Turner, at just 14 years old, was swimming in her fifth final of five events and swam a personal best , her third this week, in the SB6 100m Breaststroke Final.

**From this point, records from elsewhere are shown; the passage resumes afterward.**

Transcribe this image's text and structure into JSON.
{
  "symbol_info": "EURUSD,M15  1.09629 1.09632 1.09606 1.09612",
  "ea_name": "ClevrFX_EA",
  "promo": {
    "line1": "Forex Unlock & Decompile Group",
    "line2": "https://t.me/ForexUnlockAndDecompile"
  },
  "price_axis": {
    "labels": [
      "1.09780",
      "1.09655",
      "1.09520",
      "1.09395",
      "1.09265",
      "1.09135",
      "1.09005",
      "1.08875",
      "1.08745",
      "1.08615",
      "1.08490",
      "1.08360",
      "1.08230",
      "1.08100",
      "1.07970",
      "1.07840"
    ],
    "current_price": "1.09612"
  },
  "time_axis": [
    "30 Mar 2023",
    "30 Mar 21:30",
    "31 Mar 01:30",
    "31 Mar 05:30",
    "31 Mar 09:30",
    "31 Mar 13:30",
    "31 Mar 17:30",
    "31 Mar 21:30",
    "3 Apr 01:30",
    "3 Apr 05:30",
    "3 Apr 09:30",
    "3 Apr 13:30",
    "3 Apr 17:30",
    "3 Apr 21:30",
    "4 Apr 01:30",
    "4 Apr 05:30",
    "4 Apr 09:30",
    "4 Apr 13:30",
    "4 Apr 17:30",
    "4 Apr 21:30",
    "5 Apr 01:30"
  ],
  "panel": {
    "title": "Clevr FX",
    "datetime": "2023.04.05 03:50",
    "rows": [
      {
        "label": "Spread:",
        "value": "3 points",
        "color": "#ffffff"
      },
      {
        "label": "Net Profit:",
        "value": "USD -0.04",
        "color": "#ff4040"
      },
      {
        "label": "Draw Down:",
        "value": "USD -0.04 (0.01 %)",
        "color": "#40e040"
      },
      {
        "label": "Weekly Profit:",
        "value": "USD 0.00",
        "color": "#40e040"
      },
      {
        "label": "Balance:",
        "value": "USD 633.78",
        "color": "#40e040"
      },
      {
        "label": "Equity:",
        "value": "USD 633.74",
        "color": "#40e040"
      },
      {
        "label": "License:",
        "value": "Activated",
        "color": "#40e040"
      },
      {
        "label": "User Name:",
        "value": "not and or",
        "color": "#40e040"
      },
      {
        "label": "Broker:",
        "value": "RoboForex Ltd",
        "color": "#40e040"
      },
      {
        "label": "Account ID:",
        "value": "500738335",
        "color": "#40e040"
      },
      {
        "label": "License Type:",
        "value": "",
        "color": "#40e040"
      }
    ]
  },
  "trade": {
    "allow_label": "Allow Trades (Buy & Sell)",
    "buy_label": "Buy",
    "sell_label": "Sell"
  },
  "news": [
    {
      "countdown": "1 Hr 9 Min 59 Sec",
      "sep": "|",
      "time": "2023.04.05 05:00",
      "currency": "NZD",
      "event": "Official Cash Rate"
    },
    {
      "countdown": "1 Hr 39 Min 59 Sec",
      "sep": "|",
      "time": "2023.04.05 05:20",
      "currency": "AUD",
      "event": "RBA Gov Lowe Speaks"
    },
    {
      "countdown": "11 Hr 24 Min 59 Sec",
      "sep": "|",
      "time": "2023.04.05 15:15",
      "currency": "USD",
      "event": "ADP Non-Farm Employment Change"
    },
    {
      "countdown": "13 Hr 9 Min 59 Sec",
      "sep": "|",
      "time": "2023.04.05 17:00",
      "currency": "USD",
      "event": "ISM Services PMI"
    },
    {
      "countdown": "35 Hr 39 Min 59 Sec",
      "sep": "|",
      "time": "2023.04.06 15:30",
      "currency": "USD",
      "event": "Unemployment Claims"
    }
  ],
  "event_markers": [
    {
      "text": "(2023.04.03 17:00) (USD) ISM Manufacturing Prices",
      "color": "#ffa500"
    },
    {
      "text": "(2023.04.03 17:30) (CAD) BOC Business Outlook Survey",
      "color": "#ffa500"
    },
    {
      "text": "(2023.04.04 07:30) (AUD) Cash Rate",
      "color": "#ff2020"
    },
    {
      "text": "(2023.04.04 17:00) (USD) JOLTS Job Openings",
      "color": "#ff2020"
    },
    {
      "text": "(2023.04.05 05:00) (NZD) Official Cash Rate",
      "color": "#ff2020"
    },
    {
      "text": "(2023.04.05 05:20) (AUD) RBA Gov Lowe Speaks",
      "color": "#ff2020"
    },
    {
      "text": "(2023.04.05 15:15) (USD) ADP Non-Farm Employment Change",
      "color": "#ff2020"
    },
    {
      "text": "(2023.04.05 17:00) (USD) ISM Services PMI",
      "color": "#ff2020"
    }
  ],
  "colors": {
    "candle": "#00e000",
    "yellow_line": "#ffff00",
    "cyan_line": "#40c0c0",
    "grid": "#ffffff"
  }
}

A time of 1:46.19 was one tenth of a second faster than the time that won her Bronze at this year’s IPC European Swimming Championships in June and over two seconds faster than this morning’s swim "I’m pretty impressed after that, I came into the race exhausted, today I’ve been really tired, I’ve just been tired from the whole week but to pb in that when I wasn’t even expecting to go my old time, I’m really happy."

World Record holder in the SB6 100m Breaststroke,15 year old Tiffany Thomas Kane of Australia, took the Gold medal in the Final breaking the Paralympic Games Record for the second time today in 1:35.39.

Ellen Keane had high hopes after a personal best swim in the S9 100m Butterfly heats this morning where she advanced in sixth place with a time of 1:10.95. But, the fatigue from last night’s Bronze medal win in the SB8 100m Breaststroke and her swim this morning caught up with the 21 year old who was "wrecked" after tonight’s final and touched in a time of 1:11.27 "This morning I went a 1:10 and I was really pleased with that, I never swam a time like that before and that was a three year old PB. Tonight I tried to aim for under 1:10 but unfortunately my legs just gave way and yesterday took its toll on me today. I came to tonight’s final really motivated and trying to ignore the tiredness I could feel , I couldn’t ignore it though, I tried my hardest there and when I got out of the pool I found it hard to stand up so that just goes to show how hard I did try, I didn’t give up."

Jialing Xu of China won Gold in Keane’s event in 1:07.90, Spain’s Sarai Gascon took Silver in 1:08.00 while Hungary’s Zsofia Konkoly was the Bronze medallist in 1:09.21.

Keane returns to the pool tomorrow for her final event, the S9 100m Backstroke, while Turner has a rest day and will swim her final event on Saturday.

Keane returns to the pool tomorrow for her final event, the S9 100m Backstroke, while Turner has a rest day and will swim her final event on Saturday.

FeatureMary McGuireNews, Rio 2016